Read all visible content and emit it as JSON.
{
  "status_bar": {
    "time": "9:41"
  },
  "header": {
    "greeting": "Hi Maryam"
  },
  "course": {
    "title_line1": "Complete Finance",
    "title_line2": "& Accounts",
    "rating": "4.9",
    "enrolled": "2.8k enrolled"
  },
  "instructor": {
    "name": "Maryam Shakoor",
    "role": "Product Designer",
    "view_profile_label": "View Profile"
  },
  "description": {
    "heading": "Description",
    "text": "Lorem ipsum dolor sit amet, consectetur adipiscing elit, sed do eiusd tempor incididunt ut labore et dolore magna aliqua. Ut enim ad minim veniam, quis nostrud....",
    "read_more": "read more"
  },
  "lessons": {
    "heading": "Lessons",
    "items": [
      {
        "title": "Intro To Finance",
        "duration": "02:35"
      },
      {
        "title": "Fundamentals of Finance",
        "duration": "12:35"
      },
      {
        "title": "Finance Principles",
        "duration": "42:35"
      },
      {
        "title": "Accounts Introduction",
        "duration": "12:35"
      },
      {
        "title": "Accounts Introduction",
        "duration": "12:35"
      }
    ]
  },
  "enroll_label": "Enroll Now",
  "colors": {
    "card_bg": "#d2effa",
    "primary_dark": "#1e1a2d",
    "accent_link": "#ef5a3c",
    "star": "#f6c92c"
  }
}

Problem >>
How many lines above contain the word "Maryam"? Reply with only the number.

Result below >>
2